● **YOUR TASK**: Each line of the data below holding the word "this" must be copied.

● **RECORDS SHOWN**:
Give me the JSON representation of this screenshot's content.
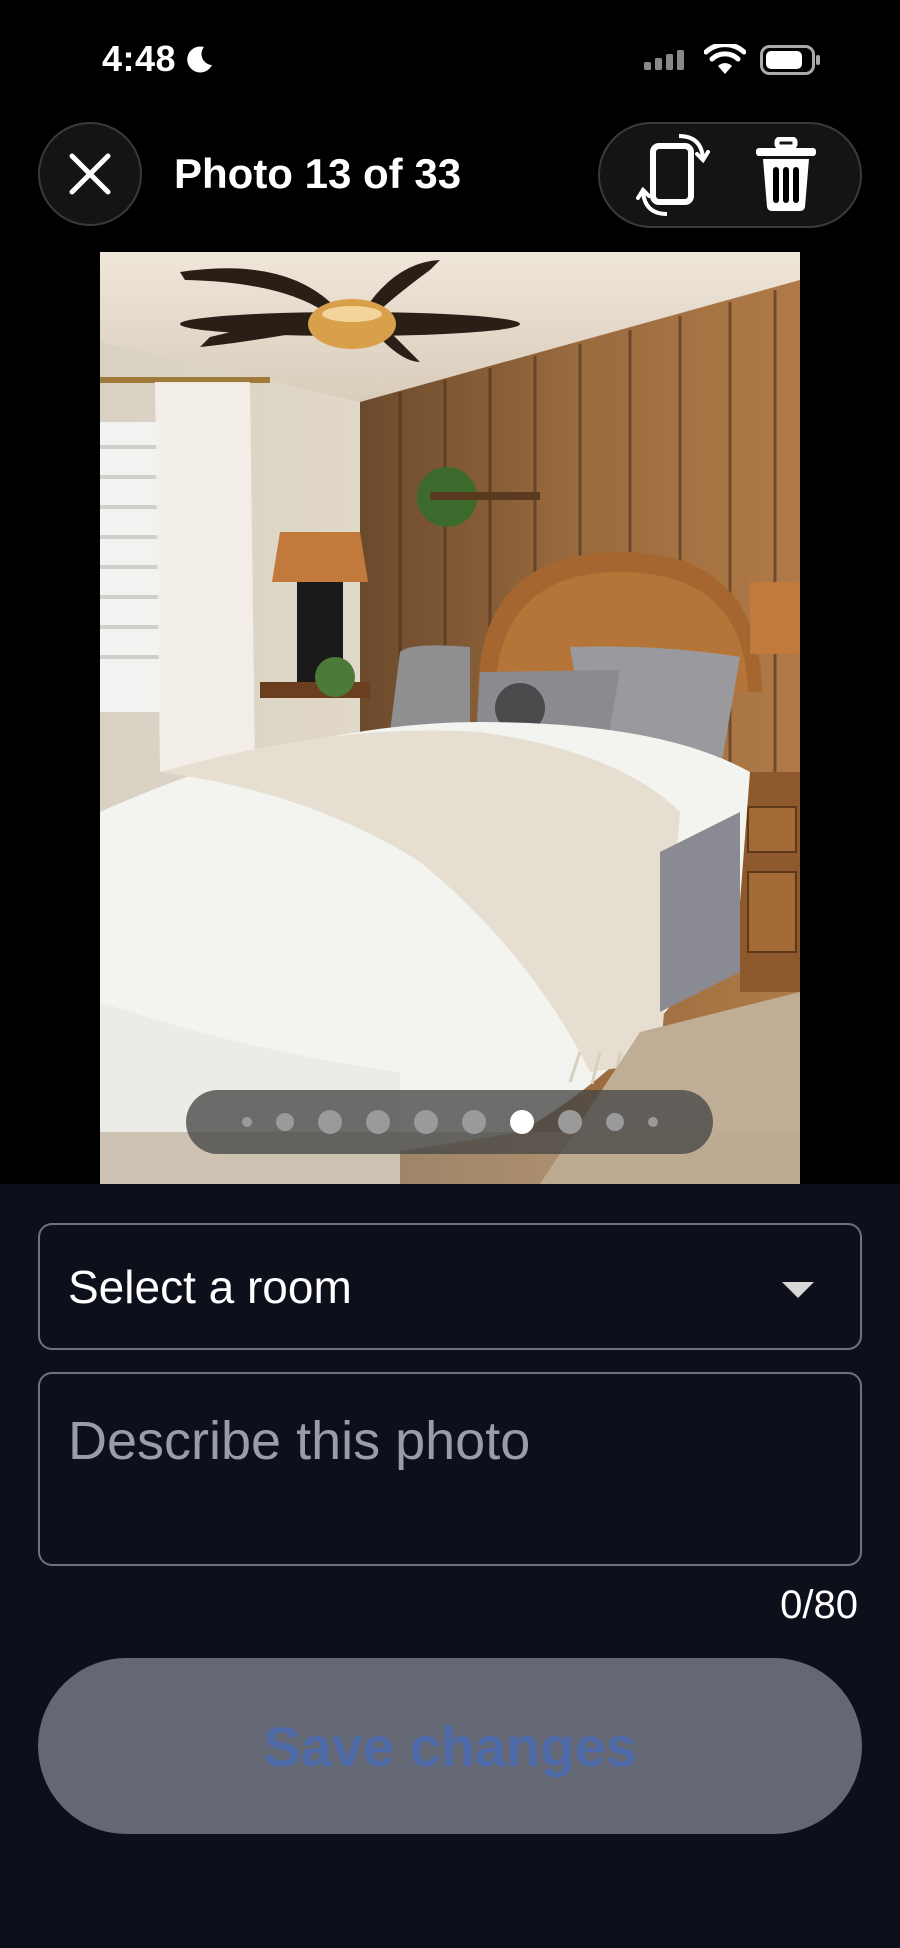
{
  "status_bar": {
    "time": "4:48",
    "icons": [
      "moon-icon",
      "signal-icon",
      "wifi-icon",
      "battery-icon"
    ]
  },
  "header": {
    "title": "Photo 13 of 33",
    "close_icon": "close-icon",
    "rotate_icon": "rotate-icon",
    "delete_icon": "trash-icon"
  },
  "photo": {
    "description": "bedroom",
    "pager": {
      "total_dots": 10,
      "active_index": 6
    }
  },
  "form": {
    "room_select": {
      "value": "Select a room",
      "icon": "chevron-down-icon"
    },
    "description": {
      "placeholder": "Describe this photo",
      "value": ""
    },
    "counter": "0/80",
    "save_label": "Save changes"
  },
  "colors": {
    "background": "#000000",
    "panel": "#0d0f1a",
    "save_button": "#646875",
    "save_text": "#4f6aa8"
  }
}
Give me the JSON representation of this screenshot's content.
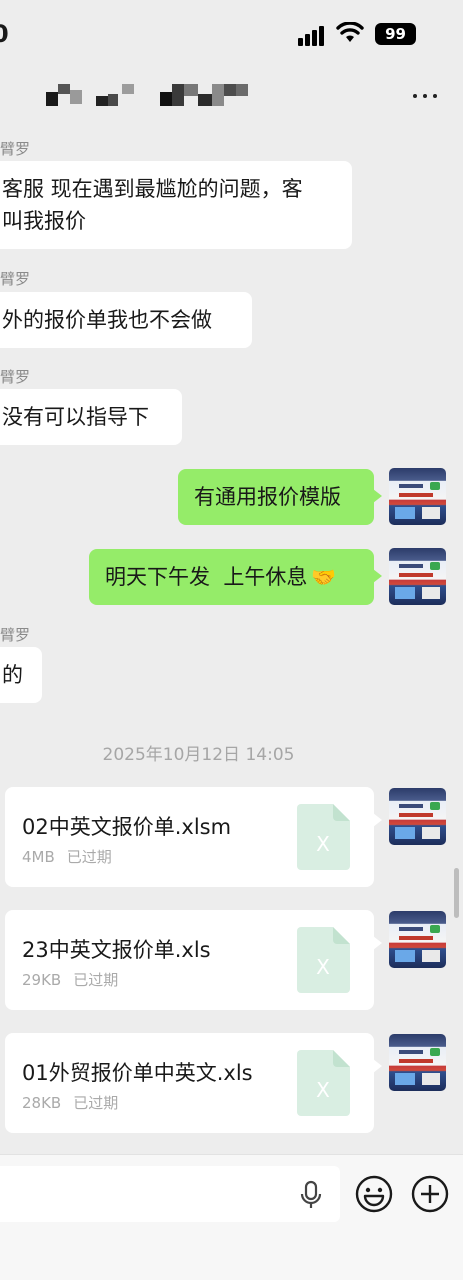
{
  "status_bar": {
    "battery": "99"
  },
  "chat": {
    "messages": [
      {
        "sender": "臂罗",
        "text_line1": "客服 现在遇到最尴尬的问题，客",
        "text_line2": "叫我报价"
      },
      {
        "sender": "臂罗",
        "text": "外的报价单我也不会做"
      },
      {
        "sender": "臂罗",
        "text": "没有可以指导下"
      },
      {
        "sender": "臂罗",
        "text": "的"
      }
    ],
    "outgoing": [
      {
        "text": "有通用报价模版"
      },
      {
        "text": "明天下午发  上午休息",
        "emoji": "handshake"
      }
    ],
    "timestamp": "2025年10月12日 14:05",
    "files": [
      {
        "name": "02中英文报价单.xlsm",
        "size": "4MB",
        "status": "已过期"
      },
      {
        "name": "23中英文报价单.xls",
        "size": "29KB",
        "status": "已过期"
      },
      {
        "name": "01外贸报价单中英文.xls",
        "size": "28KB",
        "status": "已过期"
      }
    ]
  },
  "icons": {
    "file_type": "excel-icon",
    "more": "more-dots-icon",
    "voice": "microphone-icon",
    "emoji": "emoji-icon",
    "plus": "plus-icon"
  },
  "colors": {
    "background": "#ededed",
    "outgoing_bubble": "#95ec69",
    "incoming_bubble": "#ffffff",
    "excel_icon": "#d9eee2"
  }
}
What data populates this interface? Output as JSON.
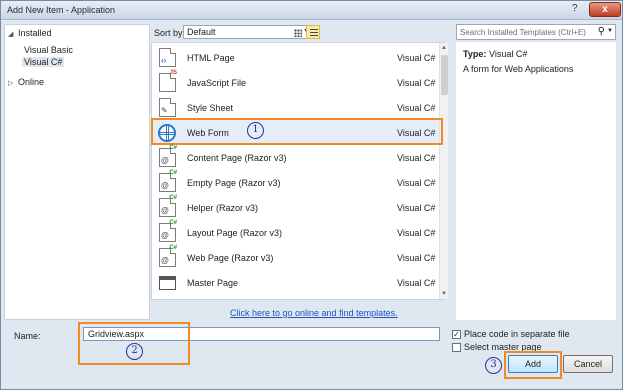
{
  "window": {
    "title": "Add New Item - Application",
    "help_label": "?",
    "close_label": "x"
  },
  "tree": {
    "installed": "Installed",
    "visual_basic": "Visual Basic",
    "visual_csharp": "Visual C#",
    "online": "Online"
  },
  "toolbar": {
    "sort_label": "Sort by:",
    "sort_value": "Default"
  },
  "items": [
    {
      "name": "HTML Page",
      "lang": "Visual C#",
      "icon": "html-page-icon"
    },
    {
      "name": "JavaScript File",
      "lang": "Visual C#",
      "icon": "javascript-file-icon"
    },
    {
      "name": "Style Sheet",
      "lang": "Visual C#",
      "icon": "style-sheet-icon"
    },
    {
      "name": "Web Form",
      "lang": "Visual C#",
      "icon": "globe-icon"
    },
    {
      "name": "Content Page (Razor v3)",
      "lang": "Visual C#",
      "icon": "razor-page-icon"
    },
    {
      "name": "Empty Page (Razor v3)",
      "lang": "Visual C#",
      "icon": "razor-page-icon"
    },
    {
      "name": "Helper (Razor v3)",
      "lang": "Visual C#",
      "icon": "razor-page-icon"
    },
    {
      "name": "Layout Page (Razor v3)",
      "lang": "Visual C#",
      "icon": "razor-page-icon"
    },
    {
      "name": "Web Page (Razor v3)",
      "lang": "Visual C#",
      "icon": "razor-page-icon"
    },
    {
      "name": "Master Page",
      "lang": "Visual C#",
      "icon": "master-page-icon"
    }
  ],
  "online_link": "Click here to go online and find templates.",
  "search": {
    "placeholder": "Search Installed Templates (Ctrl+E)"
  },
  "details": {
    "type_label": "Type:",
    "type_value": "Visual C#",
    "description": "A form for Web Applications"
  },
  "name_field": {
    "label": "Name:",
    "value": "Gridview.aspx"
  },
  "options": {
    "separate_file": "Place code in separate file",
    "master_page": "Select master page"
  },
  "buttons": {
    "add": "Add",
    "cancel": "Cancel"
  },
  "annotations": {
    "step1": "1",
    "step2": "2",
    "step3": "3"
  },
  "colors": {
    "highlight": "#f08a24",
    "step_circle": "#2a2f9c",
    "link": "#1a55c4"
  }
}
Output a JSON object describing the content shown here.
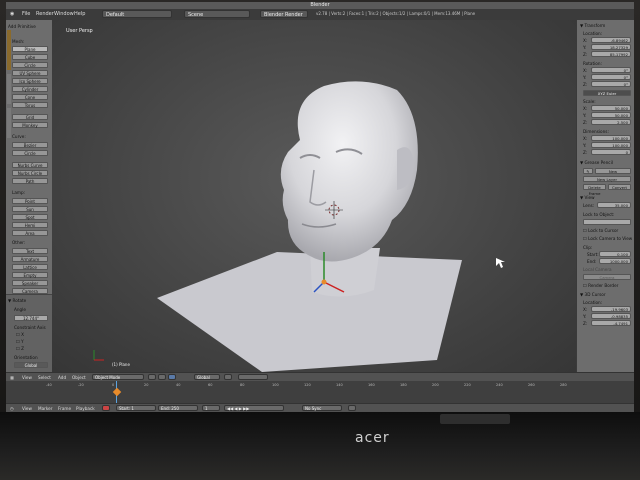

● **WRITTEN SOLUTION**:
Give me the JSON representation of this screenshot's content.
      "placeholder": "Describe this photo",
Give me the JSON representation of this screenshot's content.
What data populates this interface? Output as JSON.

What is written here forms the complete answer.